Netflix confirms that they will be piloting a new, cost-effective subscription plan available exclusively for mobile devices. Part of the streaming giant's continued major share of the streaming video market can be attributed to its initiative to adapt not only to smartphones and tablets, but also to emerging video technologies, like Chromecast, Roku, and FireTV. This move demonstrates another proactive attempt to optimize the preferred viewing experience of the subscriber.
Founded in 1997, the U.S.-based company started as a mail-order video rental service, competing with big names like Blockbuster. Netflix entered the video streaming market by making its licenced content accessible to viewers at an affordable monthly rate. Today in the U.S., accounts, which were once easily shareable, are available as one ($7.99), two ($10.99), or four ($13.99) viewer profiles per account. Their exponential growth is largely attributed to their investment in successful original content like House of Cards, Orange Is The New Black, and the Marvel TV Universe. Despite competitors like Hulu and Amazon Prime achieving their own wins, and long-time partner Disney's decision to invest in their own streaming service, Netflix has fastidiously been one step ahead when it comes to anticipating viewership trends in a still-rapidly shifting content consumption landscape. Now they may have pinpointed the next turning point.
Netflix confirms that they will be a testing a mobile-only subscription retailed at $4.00 per month. So far, only India and Malaysia are confirmed to be test markets for the project, which will, at least initially, focus on Asian markets, due to the significantly higher rates of smart device video consumption. According to Variety, a quarterly third-party study revealed that nearly 74 percent of total video plays were on mobile devices in the Asia-Pacific region, vs. roughly 55 percent in North America and Europe. A Netflix spokesperson commented to Variety:
“We are always looking for ways to make Netflix more enjoyable and more accessible to people all over the world. In this case, we are testing to understand consumer interest in a mobile-only plan in some countries.”
For Netflix, the project coincides with a focus on Asian market penetration by increasing content creation. In India, Netflix's subscriber base is reportedly five million, compared to Amazon's 11 million. They've ordered 17 new originals to be developed in Japan, India, Thailand, and Taiwan, following the success of both their live-action and animated shows like Good Morning Call and Devilman Crybaby.

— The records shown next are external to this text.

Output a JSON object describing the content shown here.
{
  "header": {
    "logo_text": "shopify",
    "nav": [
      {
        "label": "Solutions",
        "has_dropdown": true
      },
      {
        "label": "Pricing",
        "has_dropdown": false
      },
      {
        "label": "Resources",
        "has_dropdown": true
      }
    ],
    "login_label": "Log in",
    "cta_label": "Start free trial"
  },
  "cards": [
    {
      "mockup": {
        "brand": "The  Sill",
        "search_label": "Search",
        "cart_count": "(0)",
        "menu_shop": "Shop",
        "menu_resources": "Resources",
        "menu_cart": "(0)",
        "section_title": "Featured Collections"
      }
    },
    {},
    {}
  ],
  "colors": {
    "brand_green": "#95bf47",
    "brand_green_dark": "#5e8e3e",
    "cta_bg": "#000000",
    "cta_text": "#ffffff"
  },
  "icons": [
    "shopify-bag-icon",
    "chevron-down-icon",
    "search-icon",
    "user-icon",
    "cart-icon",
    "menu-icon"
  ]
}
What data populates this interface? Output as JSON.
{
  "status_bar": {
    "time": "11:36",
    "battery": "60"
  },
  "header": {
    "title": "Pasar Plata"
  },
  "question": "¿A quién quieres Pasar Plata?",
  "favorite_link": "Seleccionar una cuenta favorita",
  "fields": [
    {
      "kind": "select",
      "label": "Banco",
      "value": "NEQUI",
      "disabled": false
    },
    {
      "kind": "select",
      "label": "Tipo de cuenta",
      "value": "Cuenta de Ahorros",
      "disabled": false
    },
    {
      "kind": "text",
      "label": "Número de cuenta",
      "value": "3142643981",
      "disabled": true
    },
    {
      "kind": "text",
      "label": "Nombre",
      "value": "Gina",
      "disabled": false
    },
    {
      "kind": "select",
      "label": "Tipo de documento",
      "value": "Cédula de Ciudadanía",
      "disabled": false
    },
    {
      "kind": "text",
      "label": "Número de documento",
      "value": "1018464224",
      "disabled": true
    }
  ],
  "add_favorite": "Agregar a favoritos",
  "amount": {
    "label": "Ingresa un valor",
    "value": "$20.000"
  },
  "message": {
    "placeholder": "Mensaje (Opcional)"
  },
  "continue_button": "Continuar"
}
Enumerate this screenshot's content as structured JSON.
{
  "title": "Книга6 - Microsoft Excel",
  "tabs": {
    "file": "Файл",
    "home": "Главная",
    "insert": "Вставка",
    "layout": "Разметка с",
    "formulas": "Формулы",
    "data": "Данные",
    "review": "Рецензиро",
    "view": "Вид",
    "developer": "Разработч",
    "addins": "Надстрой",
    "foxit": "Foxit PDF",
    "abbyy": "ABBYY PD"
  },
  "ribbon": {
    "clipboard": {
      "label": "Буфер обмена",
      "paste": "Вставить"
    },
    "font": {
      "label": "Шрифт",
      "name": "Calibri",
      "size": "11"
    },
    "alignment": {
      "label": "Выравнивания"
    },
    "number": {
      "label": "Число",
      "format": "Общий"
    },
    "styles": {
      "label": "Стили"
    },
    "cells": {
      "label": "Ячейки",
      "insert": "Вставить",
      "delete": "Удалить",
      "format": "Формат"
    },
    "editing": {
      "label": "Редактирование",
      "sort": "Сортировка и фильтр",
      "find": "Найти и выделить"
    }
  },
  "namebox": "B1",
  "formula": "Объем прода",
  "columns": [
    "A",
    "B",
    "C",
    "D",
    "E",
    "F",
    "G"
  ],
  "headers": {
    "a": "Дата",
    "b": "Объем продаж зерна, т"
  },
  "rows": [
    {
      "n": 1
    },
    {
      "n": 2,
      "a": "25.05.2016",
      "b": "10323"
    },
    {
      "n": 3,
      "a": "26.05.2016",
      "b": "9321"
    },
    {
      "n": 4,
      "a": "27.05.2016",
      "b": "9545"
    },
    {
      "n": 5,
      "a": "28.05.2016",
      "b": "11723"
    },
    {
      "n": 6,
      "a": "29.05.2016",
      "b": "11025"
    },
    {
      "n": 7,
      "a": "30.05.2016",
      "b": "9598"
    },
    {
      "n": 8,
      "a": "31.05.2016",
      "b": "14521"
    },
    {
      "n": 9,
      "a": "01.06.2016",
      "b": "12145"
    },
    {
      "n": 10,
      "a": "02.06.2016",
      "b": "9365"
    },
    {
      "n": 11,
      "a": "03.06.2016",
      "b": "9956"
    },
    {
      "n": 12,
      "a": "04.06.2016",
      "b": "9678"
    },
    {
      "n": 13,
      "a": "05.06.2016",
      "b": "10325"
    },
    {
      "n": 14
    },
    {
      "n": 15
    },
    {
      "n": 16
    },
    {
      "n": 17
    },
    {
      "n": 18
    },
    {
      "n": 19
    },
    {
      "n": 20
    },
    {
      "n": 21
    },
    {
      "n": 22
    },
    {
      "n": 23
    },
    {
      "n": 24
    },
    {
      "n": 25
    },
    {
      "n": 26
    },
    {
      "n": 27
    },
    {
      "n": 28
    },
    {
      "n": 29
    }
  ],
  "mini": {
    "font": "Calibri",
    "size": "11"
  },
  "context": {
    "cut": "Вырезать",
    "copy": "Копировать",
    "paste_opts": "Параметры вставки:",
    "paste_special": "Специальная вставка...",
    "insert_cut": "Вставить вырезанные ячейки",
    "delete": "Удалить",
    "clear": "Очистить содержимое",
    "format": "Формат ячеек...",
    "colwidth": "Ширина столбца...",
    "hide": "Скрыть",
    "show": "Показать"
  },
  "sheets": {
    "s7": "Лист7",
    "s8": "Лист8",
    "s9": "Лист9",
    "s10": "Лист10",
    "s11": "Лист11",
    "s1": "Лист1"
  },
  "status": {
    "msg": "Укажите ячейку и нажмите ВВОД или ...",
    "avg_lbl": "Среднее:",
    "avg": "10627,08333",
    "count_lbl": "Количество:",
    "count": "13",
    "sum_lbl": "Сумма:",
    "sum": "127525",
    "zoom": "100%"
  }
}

Whether or not the project would be viable for North American viewers is up for debate. Some studies have shown that mobile streaming is much higher among millennials, not only for Netflix, but also services like YouTube and Spotify. Netflix's mobile capabilities also enable the user to download and watch content offline, which has helped proliferate a trend of watching more content out of the home. While Netflix reportedly disparaged its association with binge-watching, they're also clearly taking measures to create more to watch by doubling their original content creation quota, and bringing on television's creative titans like Shonda Rhimes, Ryan Murphy and Marti Noxon. The next year will therefore likely better answer some long-standing questions about what some content consumption trends will look like in the next decade.